5)   WHEN IN DOUBT, ASK!!: The parents of your students with allergies or health concerns should become your best friends. I mean, not literally, but it should feel that way sometimes. TALK to them. ASK them questions. Invite them in to meet with you. Ask them for reading material, checklists, etc. Anything that they used to learn what was OK and not OK.  Never make assumptions…always pick up the phone and check.
6)   LOVE THEM…JUST LIKE EVERY OTHER STUDENT:Yes, it seems scary and overwhelming at first…but just remember every student comes with his or her unique qualities that make you fall in love year after year. A food allergy is just a tiny fraction of a child. Don’t ever let yourself remember a student as “the insert allergy here girl/boy”. For the 1st week or 2 of school it may feel that way because it is the most important piece of information you learn that week. But in time you’ll see that there is so much more to that child. Focus on those things. Help him or her to see that a food allergy is not a defining characteristic, and that it never should be. Soon he or she will just be another one of your kids that you find yourself rambling on about at home or in social settings. I still love the confused looks I get every few weeks when I mention “my kids” around someone who immediately looks to my hand for a wedding ring and then make some kind of “you don’t look old enough to have kids” remark. Clearly not a teacher. Or a friend of teachers…they always understand 🙂

People with a lot of teacher friends always understand what “my kids” means.
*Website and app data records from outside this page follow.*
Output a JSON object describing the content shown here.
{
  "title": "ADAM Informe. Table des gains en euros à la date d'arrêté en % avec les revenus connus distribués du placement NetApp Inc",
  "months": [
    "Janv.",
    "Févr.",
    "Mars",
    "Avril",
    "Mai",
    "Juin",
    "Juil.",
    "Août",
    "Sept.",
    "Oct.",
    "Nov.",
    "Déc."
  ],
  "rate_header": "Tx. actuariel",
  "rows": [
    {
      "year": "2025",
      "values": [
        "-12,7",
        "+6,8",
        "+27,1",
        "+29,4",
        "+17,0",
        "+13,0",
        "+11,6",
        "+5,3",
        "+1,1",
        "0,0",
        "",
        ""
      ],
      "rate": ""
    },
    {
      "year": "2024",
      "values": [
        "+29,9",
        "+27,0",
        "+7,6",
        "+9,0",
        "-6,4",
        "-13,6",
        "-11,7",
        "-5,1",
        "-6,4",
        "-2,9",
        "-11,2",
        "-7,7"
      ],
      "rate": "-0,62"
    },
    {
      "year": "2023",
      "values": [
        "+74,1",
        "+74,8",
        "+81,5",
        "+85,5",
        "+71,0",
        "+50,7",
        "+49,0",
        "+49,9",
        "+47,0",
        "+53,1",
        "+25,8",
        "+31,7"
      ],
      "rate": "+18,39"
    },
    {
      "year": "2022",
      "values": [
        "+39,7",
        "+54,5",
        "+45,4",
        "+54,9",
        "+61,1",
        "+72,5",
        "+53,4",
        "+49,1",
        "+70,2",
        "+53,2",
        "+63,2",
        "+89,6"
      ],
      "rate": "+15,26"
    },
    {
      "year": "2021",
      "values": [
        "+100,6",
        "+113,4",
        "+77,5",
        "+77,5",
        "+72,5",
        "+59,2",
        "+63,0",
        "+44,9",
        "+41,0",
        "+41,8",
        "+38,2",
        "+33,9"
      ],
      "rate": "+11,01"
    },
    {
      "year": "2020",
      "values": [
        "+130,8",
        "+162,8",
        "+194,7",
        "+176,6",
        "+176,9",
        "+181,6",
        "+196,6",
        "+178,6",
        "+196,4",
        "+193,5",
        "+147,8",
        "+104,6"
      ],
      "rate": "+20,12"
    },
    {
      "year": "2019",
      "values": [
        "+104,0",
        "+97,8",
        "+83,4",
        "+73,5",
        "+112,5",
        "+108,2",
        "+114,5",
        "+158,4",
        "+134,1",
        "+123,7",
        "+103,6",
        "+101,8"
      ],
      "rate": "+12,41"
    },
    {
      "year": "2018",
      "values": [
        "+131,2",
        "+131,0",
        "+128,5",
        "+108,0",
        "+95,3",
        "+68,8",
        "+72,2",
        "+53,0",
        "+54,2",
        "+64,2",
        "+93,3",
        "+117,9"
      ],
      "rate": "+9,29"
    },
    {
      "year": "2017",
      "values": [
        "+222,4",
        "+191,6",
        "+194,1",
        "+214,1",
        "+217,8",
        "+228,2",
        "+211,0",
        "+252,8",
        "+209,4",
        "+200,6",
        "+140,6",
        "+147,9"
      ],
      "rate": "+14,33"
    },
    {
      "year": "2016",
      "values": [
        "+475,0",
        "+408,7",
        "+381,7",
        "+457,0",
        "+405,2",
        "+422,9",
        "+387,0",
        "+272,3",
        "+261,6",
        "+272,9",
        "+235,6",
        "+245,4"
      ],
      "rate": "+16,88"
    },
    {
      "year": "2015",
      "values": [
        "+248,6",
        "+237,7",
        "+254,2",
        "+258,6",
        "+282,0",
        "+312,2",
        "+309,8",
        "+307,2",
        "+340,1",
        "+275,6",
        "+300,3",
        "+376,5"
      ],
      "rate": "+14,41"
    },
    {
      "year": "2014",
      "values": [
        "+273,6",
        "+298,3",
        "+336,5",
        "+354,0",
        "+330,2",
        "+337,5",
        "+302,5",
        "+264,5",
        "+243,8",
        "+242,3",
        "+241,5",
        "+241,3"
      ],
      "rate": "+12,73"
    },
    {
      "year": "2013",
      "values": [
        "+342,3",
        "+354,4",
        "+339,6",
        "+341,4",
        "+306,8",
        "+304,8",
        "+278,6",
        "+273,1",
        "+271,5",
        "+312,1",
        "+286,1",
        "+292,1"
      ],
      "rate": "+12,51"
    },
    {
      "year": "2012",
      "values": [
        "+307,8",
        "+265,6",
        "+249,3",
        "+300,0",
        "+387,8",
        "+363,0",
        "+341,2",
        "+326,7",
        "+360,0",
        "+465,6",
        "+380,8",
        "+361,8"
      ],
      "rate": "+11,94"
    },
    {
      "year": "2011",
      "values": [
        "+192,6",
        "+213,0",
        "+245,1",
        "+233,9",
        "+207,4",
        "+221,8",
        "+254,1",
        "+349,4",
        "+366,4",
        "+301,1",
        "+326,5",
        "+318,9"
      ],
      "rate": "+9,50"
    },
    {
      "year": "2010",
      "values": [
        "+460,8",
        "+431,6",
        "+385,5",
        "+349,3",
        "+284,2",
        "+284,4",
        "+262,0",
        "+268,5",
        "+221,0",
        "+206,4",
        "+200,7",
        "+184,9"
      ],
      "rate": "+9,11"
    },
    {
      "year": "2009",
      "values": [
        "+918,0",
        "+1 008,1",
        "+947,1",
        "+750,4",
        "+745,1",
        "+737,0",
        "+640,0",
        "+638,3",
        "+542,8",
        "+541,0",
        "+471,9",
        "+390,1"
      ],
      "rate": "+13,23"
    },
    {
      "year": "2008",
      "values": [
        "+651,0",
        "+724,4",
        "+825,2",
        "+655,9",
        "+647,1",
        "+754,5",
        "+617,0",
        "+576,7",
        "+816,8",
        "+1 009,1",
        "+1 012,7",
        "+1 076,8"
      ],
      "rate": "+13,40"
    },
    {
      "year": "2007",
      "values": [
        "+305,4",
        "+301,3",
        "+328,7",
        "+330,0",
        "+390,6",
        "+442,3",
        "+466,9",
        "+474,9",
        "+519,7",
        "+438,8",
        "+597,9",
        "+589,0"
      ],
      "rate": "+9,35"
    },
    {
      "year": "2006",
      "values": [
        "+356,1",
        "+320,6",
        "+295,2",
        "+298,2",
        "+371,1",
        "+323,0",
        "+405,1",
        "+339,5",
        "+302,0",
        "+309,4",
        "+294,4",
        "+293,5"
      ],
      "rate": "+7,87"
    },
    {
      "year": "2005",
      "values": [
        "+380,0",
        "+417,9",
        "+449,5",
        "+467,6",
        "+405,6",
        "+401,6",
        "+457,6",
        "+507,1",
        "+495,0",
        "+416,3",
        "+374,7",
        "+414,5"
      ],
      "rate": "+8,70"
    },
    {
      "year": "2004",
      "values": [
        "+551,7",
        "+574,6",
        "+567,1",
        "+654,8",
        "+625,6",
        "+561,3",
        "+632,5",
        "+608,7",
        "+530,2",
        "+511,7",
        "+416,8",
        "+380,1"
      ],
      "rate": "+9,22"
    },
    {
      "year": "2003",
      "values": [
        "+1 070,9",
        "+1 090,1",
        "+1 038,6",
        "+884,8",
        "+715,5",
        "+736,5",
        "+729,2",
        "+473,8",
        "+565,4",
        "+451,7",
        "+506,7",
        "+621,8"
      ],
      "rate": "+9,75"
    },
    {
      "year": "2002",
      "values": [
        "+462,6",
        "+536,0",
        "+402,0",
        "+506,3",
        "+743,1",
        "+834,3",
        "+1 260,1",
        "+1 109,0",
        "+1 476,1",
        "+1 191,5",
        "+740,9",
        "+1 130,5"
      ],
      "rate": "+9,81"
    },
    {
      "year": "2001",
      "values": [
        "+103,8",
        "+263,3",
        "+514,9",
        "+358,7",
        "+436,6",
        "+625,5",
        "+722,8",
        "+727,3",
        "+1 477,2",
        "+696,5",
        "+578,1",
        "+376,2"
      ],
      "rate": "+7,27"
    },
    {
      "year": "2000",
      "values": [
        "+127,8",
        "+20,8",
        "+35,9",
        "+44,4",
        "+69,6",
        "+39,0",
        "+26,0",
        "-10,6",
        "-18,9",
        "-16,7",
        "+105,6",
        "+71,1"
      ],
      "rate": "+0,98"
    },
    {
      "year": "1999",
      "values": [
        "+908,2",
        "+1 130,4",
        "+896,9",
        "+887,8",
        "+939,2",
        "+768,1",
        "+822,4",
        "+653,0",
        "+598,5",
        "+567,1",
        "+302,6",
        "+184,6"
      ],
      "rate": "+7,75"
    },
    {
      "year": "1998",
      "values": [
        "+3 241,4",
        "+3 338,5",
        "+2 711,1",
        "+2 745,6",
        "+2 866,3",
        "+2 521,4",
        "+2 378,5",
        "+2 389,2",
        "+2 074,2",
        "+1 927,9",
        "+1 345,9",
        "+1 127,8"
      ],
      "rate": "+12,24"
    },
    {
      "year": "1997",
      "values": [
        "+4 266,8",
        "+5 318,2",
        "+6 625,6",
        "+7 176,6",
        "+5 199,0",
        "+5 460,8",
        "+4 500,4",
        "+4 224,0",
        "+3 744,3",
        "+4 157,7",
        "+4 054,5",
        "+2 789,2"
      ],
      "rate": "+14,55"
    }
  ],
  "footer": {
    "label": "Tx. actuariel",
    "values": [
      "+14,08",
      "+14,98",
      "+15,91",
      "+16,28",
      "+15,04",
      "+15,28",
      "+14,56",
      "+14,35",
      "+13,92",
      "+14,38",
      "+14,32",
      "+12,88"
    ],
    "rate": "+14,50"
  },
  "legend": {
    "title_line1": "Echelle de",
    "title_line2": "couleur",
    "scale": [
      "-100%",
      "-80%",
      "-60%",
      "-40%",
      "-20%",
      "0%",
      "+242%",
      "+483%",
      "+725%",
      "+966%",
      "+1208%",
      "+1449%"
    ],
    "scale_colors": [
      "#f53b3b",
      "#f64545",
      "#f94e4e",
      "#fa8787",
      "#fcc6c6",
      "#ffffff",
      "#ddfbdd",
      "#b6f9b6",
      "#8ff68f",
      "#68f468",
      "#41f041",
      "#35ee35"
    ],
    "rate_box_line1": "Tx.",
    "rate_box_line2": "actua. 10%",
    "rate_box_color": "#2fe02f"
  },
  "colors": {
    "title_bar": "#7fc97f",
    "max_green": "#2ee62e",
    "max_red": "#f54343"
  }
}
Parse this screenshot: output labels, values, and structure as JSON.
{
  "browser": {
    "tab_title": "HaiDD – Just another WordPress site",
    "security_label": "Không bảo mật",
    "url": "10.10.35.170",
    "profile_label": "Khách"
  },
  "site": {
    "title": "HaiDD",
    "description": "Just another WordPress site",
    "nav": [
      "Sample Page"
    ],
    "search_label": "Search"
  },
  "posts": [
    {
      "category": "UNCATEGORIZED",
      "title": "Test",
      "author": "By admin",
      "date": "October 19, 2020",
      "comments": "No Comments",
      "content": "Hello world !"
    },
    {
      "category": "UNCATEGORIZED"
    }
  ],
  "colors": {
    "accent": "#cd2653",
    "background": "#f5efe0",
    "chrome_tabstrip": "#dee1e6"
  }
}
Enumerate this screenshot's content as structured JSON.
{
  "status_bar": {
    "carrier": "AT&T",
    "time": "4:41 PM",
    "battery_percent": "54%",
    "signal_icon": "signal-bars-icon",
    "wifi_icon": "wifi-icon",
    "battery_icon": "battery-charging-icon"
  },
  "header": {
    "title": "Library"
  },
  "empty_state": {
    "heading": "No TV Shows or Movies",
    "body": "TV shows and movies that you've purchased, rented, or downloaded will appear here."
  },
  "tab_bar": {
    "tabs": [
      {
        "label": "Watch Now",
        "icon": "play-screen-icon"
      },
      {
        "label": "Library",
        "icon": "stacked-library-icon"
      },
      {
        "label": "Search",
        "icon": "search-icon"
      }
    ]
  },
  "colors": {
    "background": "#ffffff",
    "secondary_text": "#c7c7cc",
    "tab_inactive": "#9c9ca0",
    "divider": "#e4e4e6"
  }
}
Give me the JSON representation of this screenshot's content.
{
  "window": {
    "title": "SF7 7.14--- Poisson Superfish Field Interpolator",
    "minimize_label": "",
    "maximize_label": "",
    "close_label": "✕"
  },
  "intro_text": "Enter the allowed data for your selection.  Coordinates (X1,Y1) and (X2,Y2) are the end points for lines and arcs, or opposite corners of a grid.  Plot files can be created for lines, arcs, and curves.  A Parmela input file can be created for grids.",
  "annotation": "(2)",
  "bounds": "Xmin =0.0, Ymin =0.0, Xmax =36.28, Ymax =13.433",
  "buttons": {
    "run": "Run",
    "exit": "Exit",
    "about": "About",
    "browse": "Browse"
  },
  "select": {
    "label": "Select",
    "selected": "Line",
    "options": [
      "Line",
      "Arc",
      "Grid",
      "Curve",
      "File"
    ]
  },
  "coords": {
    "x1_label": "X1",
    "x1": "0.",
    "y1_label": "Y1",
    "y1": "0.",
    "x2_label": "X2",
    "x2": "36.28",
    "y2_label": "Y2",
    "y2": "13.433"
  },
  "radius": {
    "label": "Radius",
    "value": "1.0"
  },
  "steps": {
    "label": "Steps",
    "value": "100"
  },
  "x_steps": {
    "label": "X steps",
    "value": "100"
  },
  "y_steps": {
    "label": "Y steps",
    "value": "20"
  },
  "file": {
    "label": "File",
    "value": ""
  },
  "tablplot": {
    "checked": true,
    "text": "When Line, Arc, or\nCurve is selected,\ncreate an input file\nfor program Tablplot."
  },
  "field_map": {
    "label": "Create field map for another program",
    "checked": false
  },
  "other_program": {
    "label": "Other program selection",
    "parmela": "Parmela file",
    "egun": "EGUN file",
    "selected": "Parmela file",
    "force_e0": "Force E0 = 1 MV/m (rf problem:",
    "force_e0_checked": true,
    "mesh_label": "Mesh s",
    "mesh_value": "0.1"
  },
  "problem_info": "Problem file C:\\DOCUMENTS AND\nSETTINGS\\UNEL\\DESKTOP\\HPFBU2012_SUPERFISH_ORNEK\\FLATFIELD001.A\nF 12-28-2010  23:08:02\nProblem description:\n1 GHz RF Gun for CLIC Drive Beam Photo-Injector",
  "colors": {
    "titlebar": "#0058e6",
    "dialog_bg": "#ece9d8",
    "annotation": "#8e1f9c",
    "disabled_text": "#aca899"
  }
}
And they help you decorate your classroom to get ready for your new companions on the journey.

7)   HAVE A GREAT SCHOOL YEAR!!! I promise these crazy first few weeks will be over before we know it and life will finally settle down. You only get 180 days with your kids…make the most of every single one 🙂

The calm/organization doesn’t last long…they’re on their way!!